_PROBLEM DESCRIPTION:_ Set down every record below exactly as written, but leave out the pictures.

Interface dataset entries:
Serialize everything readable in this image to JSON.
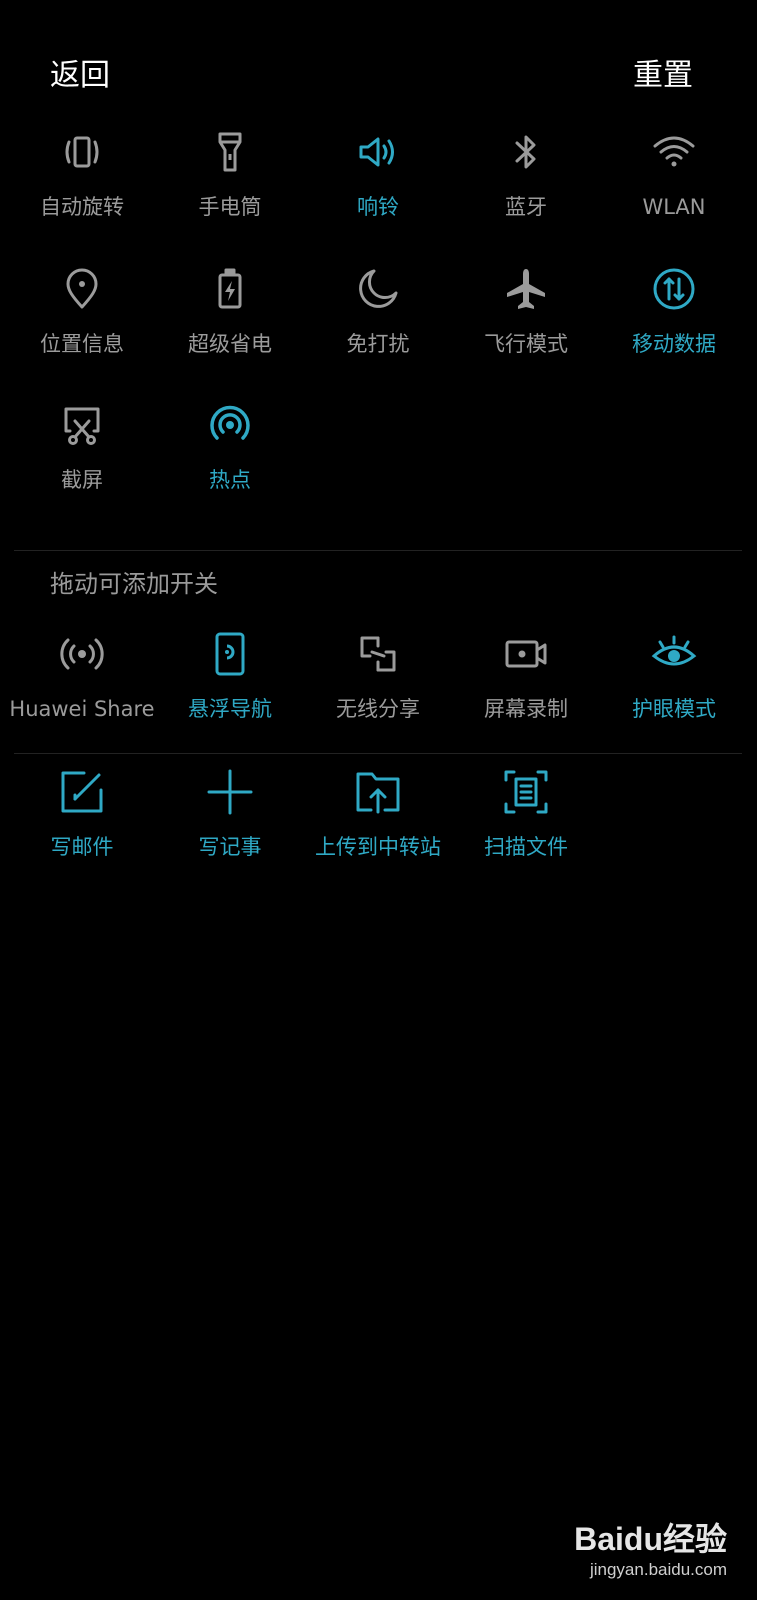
{
  "header": {
    "back_label": "返回",
    "reset_label": "重置"
  },
  "active_tiles": [
    {
      "label": "自动旋转",
      "icon": "rotate-icon",
      "state": "off"
    },
    {
      "label": "手电筒",
      "icon": "flashlight-icon",
      "state": "off"
    },
    {
      "label": "响铃",
      "icon": "speaker-icon",
      "state": "on"
    },
    {
      "label": "蓝牙",
      "icon": "bluetooth-icon",
      "state": "off"
    },
    {
      "label": "WLAN",
      "icon": "wifi-icon",
      "state": "off"
    },
    {
      "label": "位置信息",
      "icon": "location-icon",
      "state": "off"
    },
    {
      "label": "超级省电",
      "icon": "battery-icon",
      "state": "off"
    },
    {
      "label": "免打扰",
      "icon": "moon-icon",
      "state": "off"
    },
    {
      "label": "飞行模式",
      "icon": "airplane-icon",
      "state": "off"
    },
    {
      "label": "移动数据",
      "icon": "mobile-data-icon",
      "state": "on"
    },
    {
      "label": "截屏",
      "icon": "screenshot-icon",
      "state": "off"
    },
    {
      "label": "热点",
      "icon": "hotspot-icon",
      "state": "on"
    }
  ],
  "available": {
    "title": "拖动可添加开关",
    "tiles": [
      {
        "label": "Huawei Share",
        "icon": "huawei-share-icon",
        "state": "off"
      },
      {
        "label": "悬浮导航",
        "icon": "floating-nav-icon",
        "state": "on"
      },
      {
        "label": "无线分享",
        "icon": "wireless-share-icon",
        "state": "off"
      },
      {
        "label": "屏幕录制",
        "icon": "screen-record-icon",
        "state": "off"
      },
      {
        "label": "护眼模式",
        "icon": "eye-icon",
        "state": "on"
      }
    ]
  },
  "shortcuts": [
    {
      "label": "写邮件",
      "icon": "compose-icon"
    },
    {
      "label": "写记事",
      "icon": "plus-icon"
    },
    {
      "label": "上传到中转站",
      "icon": "folder-upload-icon"
    },
    {
      "label": "扫描文件",
      "icon": "scan-document-icon"
    }
  ],
  "watermark": {
    "logo": "Baidu经验",
    "url": "jingyan.baidu.com"
  },
  "colors": {
    "accent": "#2fa9c5",
    "inactive": "#9b9b9b",
    "background": "#000000"
  }
}
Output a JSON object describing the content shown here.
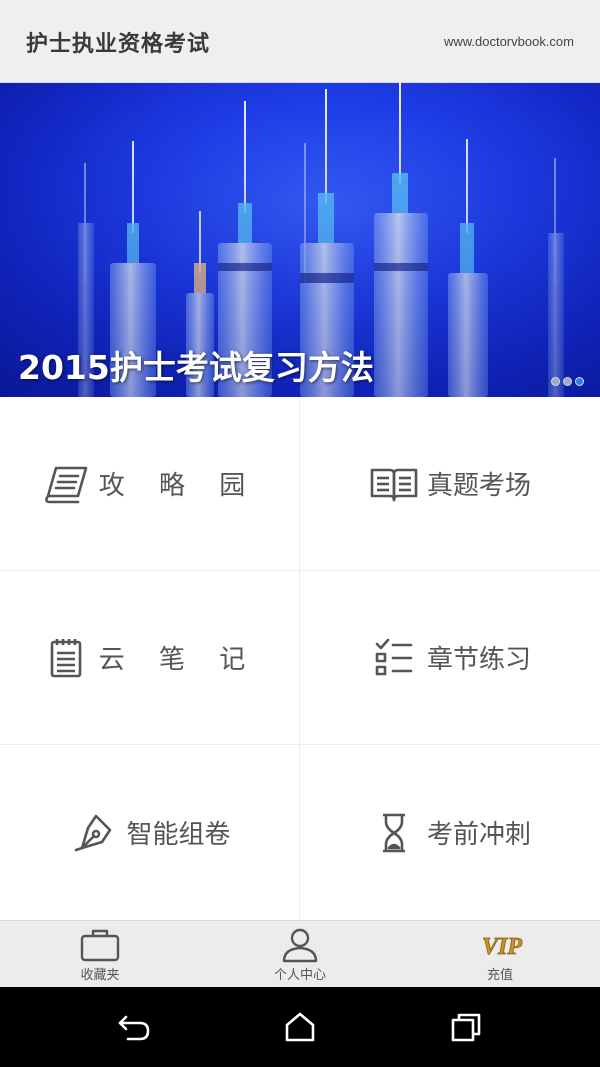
{
  "header": {
    "title": "护士执业资格考试",
    "url": "www.doctorvbook.com"
  },
  "banner": {
    "caption": "2015护士考试复习方法",
    "slide_count": 3,
    "active_slide": 3
  },
  "menu": {
    "items": [
      {
        "label": "攻 略 园",
        "icon": "scroll-icon"
      },
      {
        "label": "真题考场",
        "icon": "book-icon"
      },
      {
        "label": "云 笔 记",
        "icon": "notepad-icon"
      },
      {
        "label": "章节练习",
        "icon": "checklist-icon"
      },
      {
        "label": "智能组卷",
        "icon": "pen-nib-icon"
      },
      {
        "label": "考前冲刺",
        "icon": "hourglass-icon"
      }
    ]
  },
  "tabs": [
    {
      "label": "收藏夹",
      "icon": "briefcase-icon"
    },
    {
      "label": "个人中心",
      "icon": "person-icon"
    },
    {
      "label": "充值",
      "icon": "vip-icon",
      "icon_text": "VIP"
    }
  ],
  "colors": {
    "header_bg": "#efefef",
    "banner_blue": "#1f3ee8",
    "tab_bar_bg": "#ececec",
    "vip_gold": "#c9932a",
    "system_nav_bg": "#000000"
  },
  "system_nav": [
    "back-icon",
    "home-icon",
    "recents-icon"
  ]
}
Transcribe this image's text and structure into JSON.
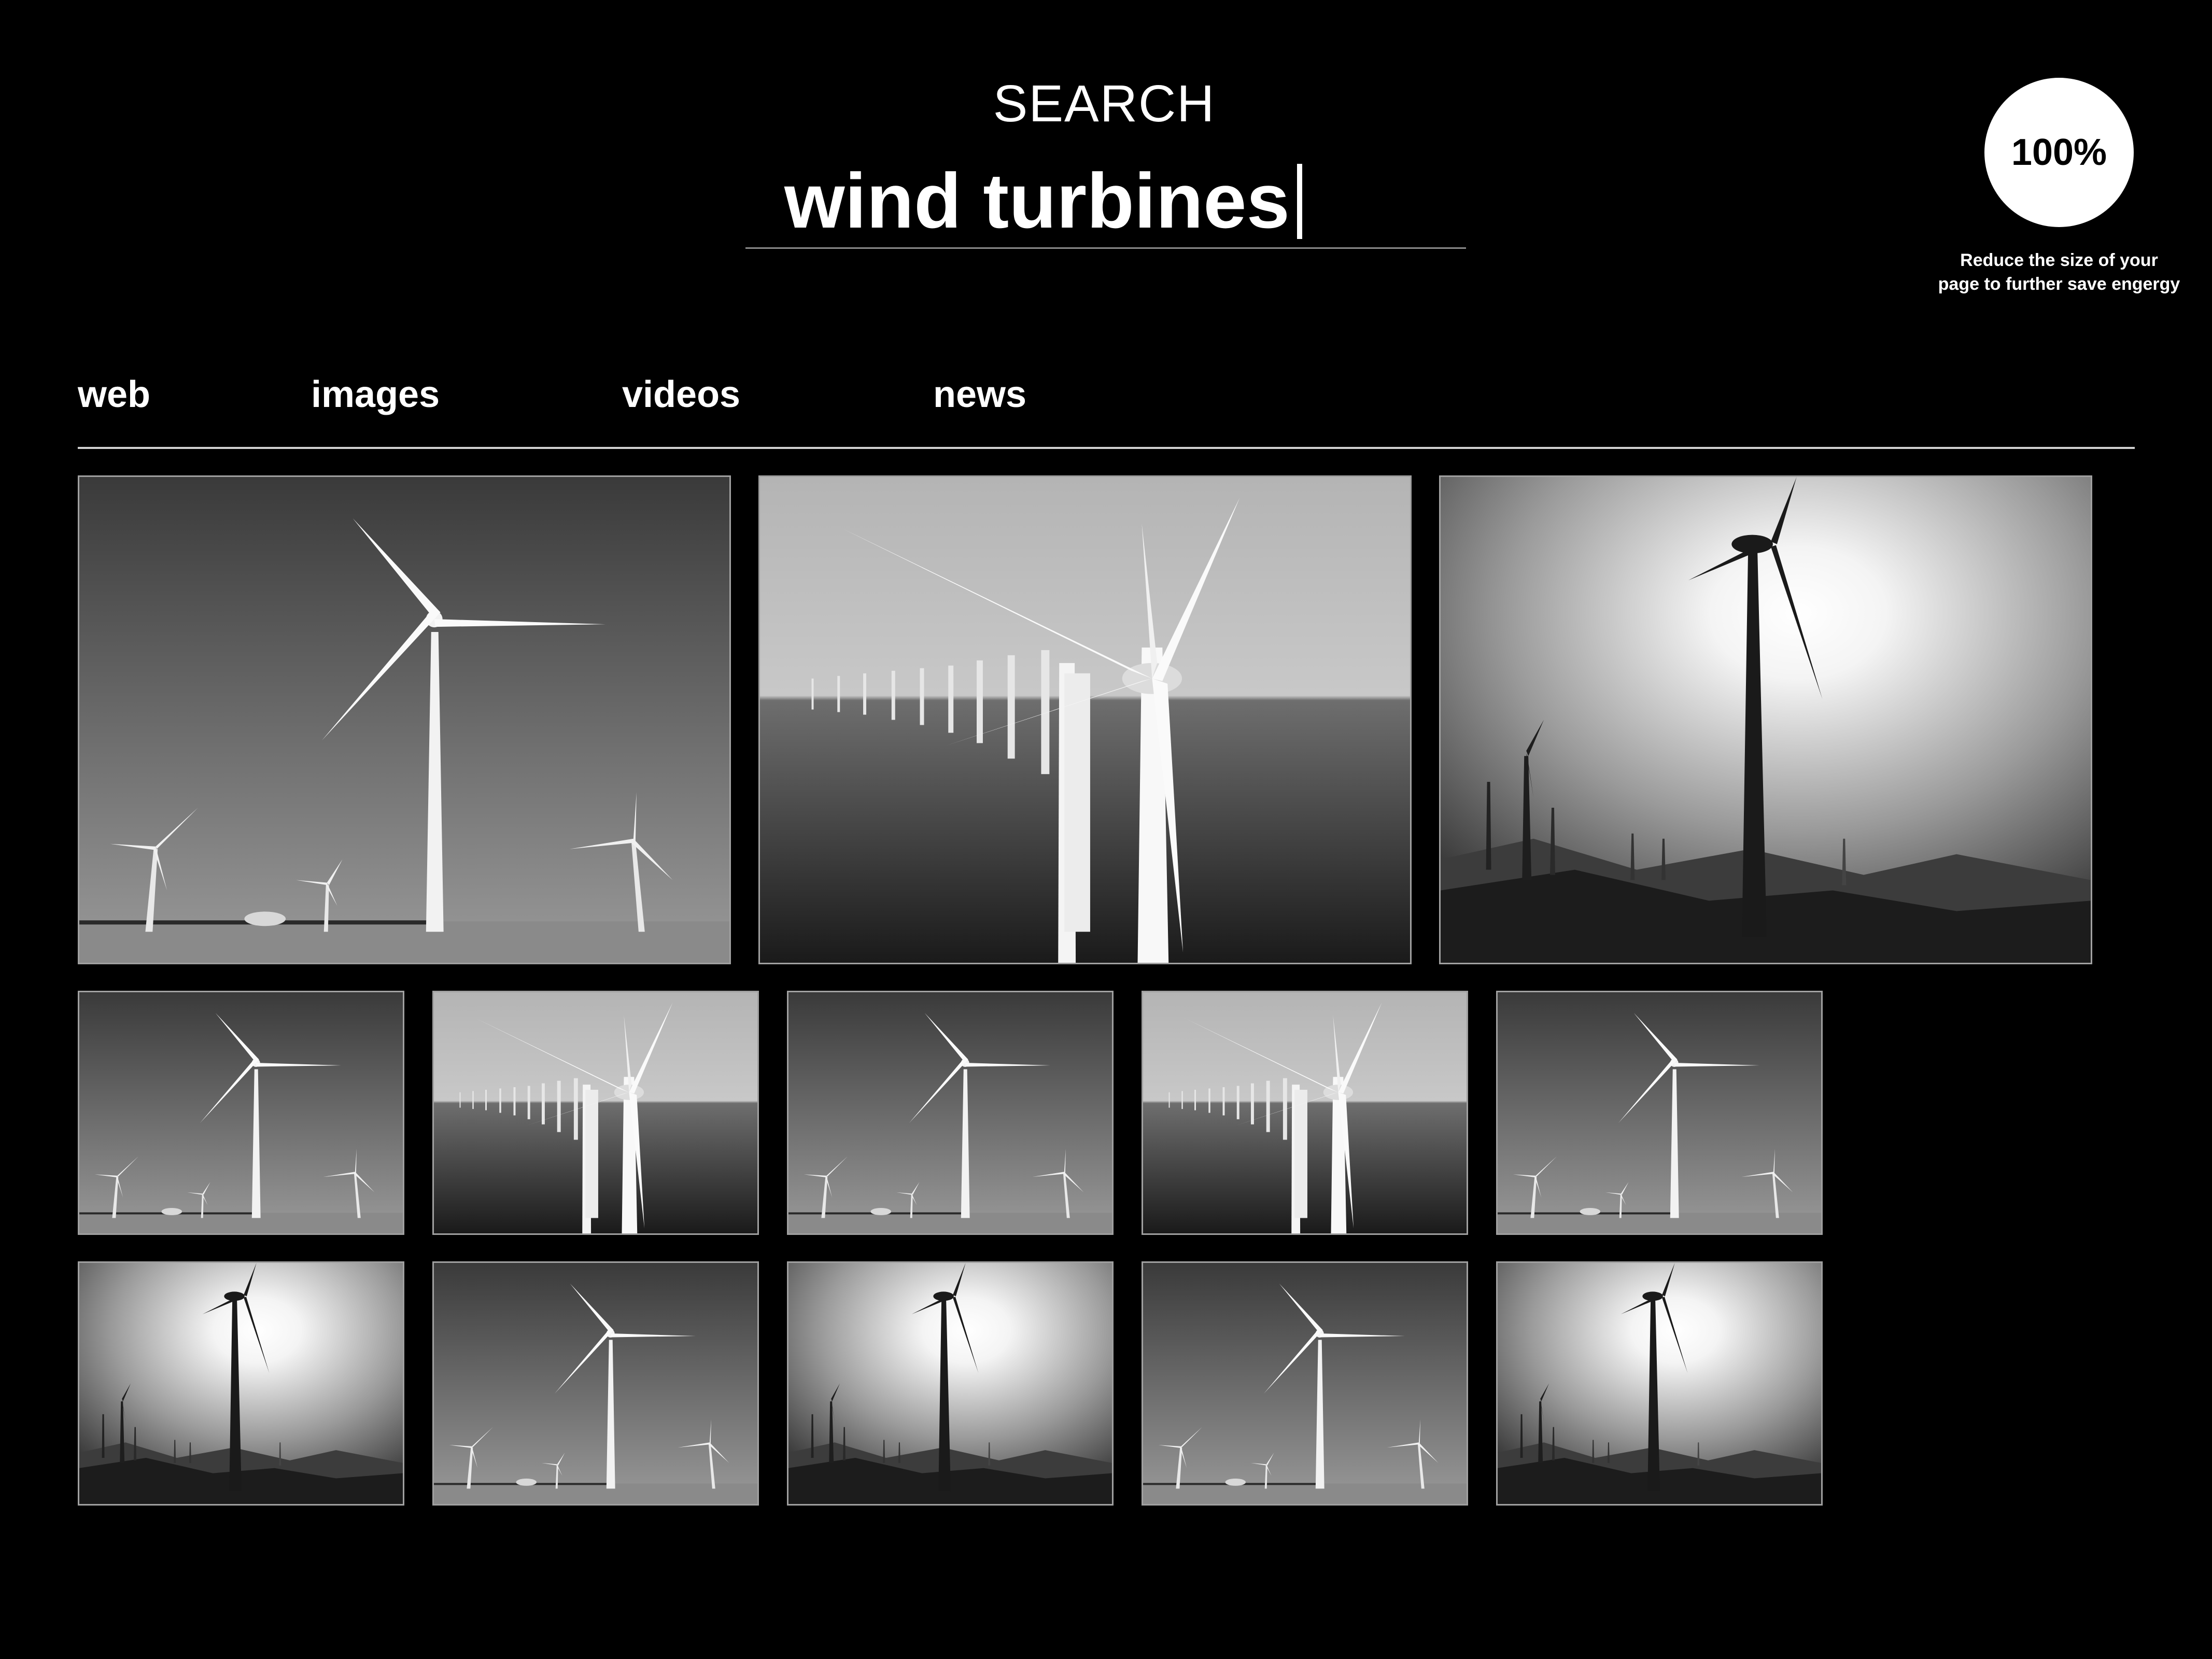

_RESULT OF THIS TASK:_
Serialize everything readable in this image to JSON.
{
  "header": {
    "back_label": "返回",
    "reset_label": "重置"
  },
  "active_tiles": [
    {
      "label": "自动旋转",
      "icon": "rotate-icon",
      "state": "off"
    },
    {
      "label": "手电筒",
      "icon": "flashlight-icon",
      "state": "off"
    },
    {
      "label": "响铃",
      "icon": "speaker-icon",
      "state": "on"
    },
    {
      "label": "蓝牙",
      "icon": "bluetooth-icon",
      "state": "off"
    },
    {
      "label": "WLAN",
      "icon": "wifi-icon",
      "state": "off"
    },
    {
      "label": "位置信息",
      "icon": "location-icon",
      "state": "off"
    },
    {
      "label": "超级省电",
      "icon": "battery-icon",
      "state": "off"
    },
    {
      "label": "免打扰",
      "icon": "moon-icon",
      "state": "off"
    },
    {
      "label": "飞行模式",
      "icon": "airplane-icon",
      "state": "off"
    },
    {
      "label": "移动数据",
      "icon": "mobile-data-icon",
      "state": "on"
    },
    {
      "label": "截屏",
      "icon": "screenshot-icon",
      "state": "off"
    },
    {
      "label": "热点",
      "icon": "hotspot-icon",
      "state": "on"
    }
  ],
  "available": {
    "title": "拖动可添加开关",
    "tiles": [
      {
        "label": "Huawei Share",
        "icon": "huawei-share-icon",
        "state": "off"
      },
      {
        "label": "悬浮导航",
        "icon": "floating-nav-icon",
        "state": "on"
      },
      {
        "label": "无线分享",
        "icon": "wireless-share-icon",
        "state": "off"
      },
      {
        "label": "屏幕录制",
        "icon": "screen-record-icon",
        "state": "off"
      },
      {
        "label": "护眼模式",
        "icon": "eye-icon",
        "state": "on"
      }
    ]
  },
  "shortcuts": [
    {
      "label": "写邮件",
      "icon": "compose-icon"
    },
    {
      "label": "写记事",
      "icon": "plus-icon"
    },
    {
      "label": "上传到中转站",
      "icon": "folder-upload-icon"
    },
    {
      "label": "扫描文件",
      "icon": "scan-document-icon"
    }
  ],
  "watermark": {
    "logo": "Baidu经验",
    "url": "jingyan.baidu.com"
  },
  "colors": {
    "accent": "#2fa9c5",
    "inactive": "#9b9b9b",
    "background": "#000000"
  }
}
Output a JSON object describing the content shown here.
{
  "header": {
    "title": "护士执业资格考试",
    "url": "www.doctorvbook.com"
  },
  "banner": {
    "caption": "2015护士考试复习方法",
    "slide_count": 3,
    "active_slide": 3
  },
  "menu": {
    "items": [
      {
        "label": "攻 略 园",
        "icon": "scroll-icon"
      },
      {
        "label": "真题考场",
        "icon": "book-icon"
      },
      {
        "label": "云 笔 记",
        "icon": "notepad-icon"
      },
      {
        "label": "章节练习",
        "icon": "checklist-icon"
      },
      {
        "label": "智能组卷",
        "icon": "pen-nib-icon"
      },
      {
        "label": "考前冲刺",
        "icon": "hourglass-icon"
      }
    ]
  },
  "tabs": [
    {
      "label": "收藏夹",
      "icon": "briefcase-icon"
    },
    {
      "label": "个人中心",
      "icon": "person-icon"
    },
    {
      "label": "充值",
      "icon": "vip-icon",
      "icon_text": "VIP"
    }
  ],
  "colors": {
    "header_bg": "#efefef",
    "banner_blue": "#1f3ee8",
    "tab_bar_bg": "#ececec",
    "vip_gold": "#c9932a",
    "system_nav_bg": "#000000"
  },
  "system_nav": [
    "back-icon",
    "home-icon",
    "recents-icon"
  ]
}
Transcribe this image's text and structure into JSON.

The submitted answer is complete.